Teens have found a loophole in the Food and Drug Administration's ban on most flavored e-cigarettes, The New York Times reported on Friday.
The Trump administration outlawed the sale of flavors like fruit and mint for e-cigarettes that use refillable cartridges earlier this month. While the policy targets teen-friendly flavors, it does not include tobacco and menthol varieties.
The regulation has other exemptions allowed by President Donald Trump, who received political pushback after suggesting a federal ban on all flavored e-cigarettes in September. The policy does not apply to non-refillable devices designed to be discarded, which teens have quickly taken advantage of, according to the Times.
Teens are now switching from cartridge-based brands like Juul to disposable e-cigarettes such as those made by Puff Bar, the report said. Puff Bar sells flavors like banana ice and watermelon, while Juul pulled all of its mint and fruit varieties in 2019.
Juul currently faces litigation concerning the company's role in the rise of teen vaping and is undergoing a $1 billion restructuring.
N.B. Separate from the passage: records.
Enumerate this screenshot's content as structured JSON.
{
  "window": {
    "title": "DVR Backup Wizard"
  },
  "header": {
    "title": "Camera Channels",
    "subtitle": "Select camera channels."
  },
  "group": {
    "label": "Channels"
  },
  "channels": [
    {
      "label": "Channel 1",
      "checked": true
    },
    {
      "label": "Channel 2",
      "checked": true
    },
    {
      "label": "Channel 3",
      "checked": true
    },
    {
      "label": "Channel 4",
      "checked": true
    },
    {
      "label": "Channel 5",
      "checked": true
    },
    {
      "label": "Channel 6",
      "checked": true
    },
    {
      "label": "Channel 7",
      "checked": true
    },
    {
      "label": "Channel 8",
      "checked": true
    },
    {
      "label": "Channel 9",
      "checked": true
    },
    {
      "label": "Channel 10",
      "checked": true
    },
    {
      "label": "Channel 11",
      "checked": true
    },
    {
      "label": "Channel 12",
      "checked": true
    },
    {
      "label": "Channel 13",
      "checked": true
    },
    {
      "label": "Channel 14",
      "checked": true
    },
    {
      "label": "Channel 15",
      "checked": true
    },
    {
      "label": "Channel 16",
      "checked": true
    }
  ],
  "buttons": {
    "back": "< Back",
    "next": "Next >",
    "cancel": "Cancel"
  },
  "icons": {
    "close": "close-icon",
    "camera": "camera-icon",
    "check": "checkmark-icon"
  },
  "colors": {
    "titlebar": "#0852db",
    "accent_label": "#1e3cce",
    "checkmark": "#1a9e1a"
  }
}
Tobacco giant Altria, which partially owns Juul, announced yesterday that it took a $4.1 billion hit from its investment in the e-cigarette company.